*Website and app data records*
※ ※ ※

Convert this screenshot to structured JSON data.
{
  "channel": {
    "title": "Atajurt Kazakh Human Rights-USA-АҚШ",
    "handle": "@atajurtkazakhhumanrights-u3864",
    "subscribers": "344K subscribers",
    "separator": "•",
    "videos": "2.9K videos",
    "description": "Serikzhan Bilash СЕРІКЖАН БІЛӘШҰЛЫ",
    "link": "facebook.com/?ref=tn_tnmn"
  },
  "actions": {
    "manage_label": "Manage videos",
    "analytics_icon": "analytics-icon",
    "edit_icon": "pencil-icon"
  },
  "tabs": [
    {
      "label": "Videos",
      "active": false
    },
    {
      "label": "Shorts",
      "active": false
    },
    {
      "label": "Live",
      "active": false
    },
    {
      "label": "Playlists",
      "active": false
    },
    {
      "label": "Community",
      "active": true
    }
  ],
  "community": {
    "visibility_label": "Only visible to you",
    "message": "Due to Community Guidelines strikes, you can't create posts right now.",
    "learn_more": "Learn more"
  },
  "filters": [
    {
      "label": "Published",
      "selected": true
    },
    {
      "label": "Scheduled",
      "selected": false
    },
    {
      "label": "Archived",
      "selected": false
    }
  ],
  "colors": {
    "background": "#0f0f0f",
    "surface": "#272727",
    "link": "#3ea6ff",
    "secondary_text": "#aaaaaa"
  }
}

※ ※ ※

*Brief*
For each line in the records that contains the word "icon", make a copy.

*Finished exercise*
    "analytics_icon": "analytics-icon",
    "edit_icon": "pencil-icon"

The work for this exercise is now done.